To ensure the app got the largest engagement possible the LIKE gate was built so that it didn’t require any Facebook permissions. This meant working around some tricky issues with different browser security policies with 3rd party cookies and iFrames.
The Facebook application was designed to encourage women to fight for their rights. Simple instructions and plenty of prizes to be won.
The first step was for users to select what they want to win. Using some CSS3 we angled the picket sign so on modern browsers it was on an angle, but still worked on older browsers.
Using a new picket sign to sit in front of the design, we disabled the users ability to enter the competition until they had ‘liked’ Triumph on Facebook. Only by liking the page and making sure you’ve still liked the page before the competition enters could you win.
This application featured a low touch (rather than a high touch) submission process.
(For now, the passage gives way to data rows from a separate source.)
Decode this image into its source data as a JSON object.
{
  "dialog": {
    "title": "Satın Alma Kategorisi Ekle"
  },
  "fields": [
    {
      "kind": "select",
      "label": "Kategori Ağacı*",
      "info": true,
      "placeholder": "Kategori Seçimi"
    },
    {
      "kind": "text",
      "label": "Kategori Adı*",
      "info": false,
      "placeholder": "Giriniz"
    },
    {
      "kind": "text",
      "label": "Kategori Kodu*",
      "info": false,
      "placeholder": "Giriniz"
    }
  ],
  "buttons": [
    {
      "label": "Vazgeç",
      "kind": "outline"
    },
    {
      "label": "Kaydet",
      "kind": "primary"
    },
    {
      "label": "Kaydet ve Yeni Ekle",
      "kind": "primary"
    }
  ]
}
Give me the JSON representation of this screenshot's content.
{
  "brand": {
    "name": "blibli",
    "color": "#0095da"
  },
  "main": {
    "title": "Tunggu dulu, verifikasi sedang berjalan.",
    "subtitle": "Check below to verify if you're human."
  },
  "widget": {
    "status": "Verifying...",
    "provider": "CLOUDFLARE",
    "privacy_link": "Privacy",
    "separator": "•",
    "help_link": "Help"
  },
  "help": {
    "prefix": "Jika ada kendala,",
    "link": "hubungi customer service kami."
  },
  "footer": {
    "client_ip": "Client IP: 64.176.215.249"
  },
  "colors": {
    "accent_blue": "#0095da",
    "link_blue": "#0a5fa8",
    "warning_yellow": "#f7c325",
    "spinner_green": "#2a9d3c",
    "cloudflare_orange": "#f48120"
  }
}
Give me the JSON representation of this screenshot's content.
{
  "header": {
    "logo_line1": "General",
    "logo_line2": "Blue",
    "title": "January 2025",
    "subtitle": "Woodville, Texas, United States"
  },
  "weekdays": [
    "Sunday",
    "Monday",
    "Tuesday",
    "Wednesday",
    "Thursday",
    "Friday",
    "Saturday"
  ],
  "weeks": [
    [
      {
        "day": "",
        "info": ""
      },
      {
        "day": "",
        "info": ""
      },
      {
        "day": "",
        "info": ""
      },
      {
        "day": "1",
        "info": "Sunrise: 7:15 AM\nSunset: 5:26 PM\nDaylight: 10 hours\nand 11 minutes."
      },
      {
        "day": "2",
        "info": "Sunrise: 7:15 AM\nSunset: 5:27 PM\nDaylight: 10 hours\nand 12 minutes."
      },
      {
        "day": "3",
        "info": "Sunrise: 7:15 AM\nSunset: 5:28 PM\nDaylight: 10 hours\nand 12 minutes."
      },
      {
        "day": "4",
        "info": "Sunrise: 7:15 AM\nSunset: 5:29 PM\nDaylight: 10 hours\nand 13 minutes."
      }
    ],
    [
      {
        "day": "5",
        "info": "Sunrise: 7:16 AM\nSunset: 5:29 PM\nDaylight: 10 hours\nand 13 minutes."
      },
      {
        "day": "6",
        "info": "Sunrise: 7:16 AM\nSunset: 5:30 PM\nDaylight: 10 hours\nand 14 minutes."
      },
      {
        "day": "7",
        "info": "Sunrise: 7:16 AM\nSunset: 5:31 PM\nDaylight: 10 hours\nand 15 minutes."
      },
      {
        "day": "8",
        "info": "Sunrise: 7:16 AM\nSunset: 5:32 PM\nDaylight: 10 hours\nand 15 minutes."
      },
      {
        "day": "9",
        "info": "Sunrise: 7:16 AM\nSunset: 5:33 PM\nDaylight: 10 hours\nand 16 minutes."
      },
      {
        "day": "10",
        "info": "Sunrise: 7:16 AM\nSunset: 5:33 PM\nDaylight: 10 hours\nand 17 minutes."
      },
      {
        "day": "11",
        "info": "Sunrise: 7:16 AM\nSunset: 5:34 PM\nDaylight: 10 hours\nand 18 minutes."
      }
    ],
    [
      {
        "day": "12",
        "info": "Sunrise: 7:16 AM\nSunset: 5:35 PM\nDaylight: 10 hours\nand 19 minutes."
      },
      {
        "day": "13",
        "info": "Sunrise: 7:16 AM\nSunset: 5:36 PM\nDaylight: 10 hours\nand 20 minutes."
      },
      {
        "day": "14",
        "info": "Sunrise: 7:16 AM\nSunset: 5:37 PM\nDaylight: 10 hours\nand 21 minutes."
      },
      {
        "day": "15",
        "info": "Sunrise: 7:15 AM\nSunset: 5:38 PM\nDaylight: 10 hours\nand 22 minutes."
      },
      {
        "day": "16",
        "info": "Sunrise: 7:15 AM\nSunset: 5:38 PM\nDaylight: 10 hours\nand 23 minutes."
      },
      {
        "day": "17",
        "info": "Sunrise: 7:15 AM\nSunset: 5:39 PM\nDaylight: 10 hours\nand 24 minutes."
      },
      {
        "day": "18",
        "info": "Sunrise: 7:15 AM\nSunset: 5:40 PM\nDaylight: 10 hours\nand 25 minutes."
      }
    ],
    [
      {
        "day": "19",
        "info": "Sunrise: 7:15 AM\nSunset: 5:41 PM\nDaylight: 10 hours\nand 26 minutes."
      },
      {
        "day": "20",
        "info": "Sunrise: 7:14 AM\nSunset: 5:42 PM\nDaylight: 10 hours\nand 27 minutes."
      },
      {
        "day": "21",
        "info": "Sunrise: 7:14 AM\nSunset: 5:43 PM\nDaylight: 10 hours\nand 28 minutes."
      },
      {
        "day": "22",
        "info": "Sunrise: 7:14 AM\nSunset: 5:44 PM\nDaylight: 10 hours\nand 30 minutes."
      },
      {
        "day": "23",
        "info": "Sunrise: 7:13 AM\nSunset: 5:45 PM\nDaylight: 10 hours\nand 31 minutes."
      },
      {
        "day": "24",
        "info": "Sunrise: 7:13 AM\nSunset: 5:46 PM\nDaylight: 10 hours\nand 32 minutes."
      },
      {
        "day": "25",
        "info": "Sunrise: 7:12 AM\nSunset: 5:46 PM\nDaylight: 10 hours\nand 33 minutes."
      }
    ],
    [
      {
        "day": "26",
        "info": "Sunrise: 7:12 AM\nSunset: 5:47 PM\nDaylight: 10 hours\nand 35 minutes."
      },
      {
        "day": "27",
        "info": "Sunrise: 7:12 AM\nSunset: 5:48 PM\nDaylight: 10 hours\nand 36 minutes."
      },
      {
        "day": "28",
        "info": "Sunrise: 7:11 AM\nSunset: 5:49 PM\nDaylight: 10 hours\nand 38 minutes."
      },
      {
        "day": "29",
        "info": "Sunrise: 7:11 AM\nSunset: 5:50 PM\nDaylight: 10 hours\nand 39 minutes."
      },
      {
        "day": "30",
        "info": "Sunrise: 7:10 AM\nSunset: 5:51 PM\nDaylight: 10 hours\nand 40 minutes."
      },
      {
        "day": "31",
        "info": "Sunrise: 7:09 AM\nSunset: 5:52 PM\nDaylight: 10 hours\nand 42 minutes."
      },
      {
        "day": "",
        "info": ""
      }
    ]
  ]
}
You could simply ‘Sing in with Facebook’, which would has for very basic permissions to automatically fill in the details below, or you could just sign up without using Facebook. This let users decide exactly how they wanted to interact with the competition.
Before users could finish signing up they had to make a conscious decisions as to whether they wanted to receive the newsletter in the future. This was stored on the server for Triumph to be able to market to these people who’ve opted in once the competition was over. Email was a mandatory field so Triumph could get in touch with the winners once the competition was over.
Once you were done users were encouraged to invite and share the app with their friends. The ‘Invite your friends’ button opened a Facebook share widget where you can select your friends from a list and then invite in bulk. These invites were tracked and if someone successfully signed up after being invited it was credited to the invitee users account. The Facebook, Twitter, and Email icons also shared a custom URL that you could send to friends and if those friends used that link to sign up to the competition with their entry was ‘credited’ to your account, putting you in the draw for the runner up prize.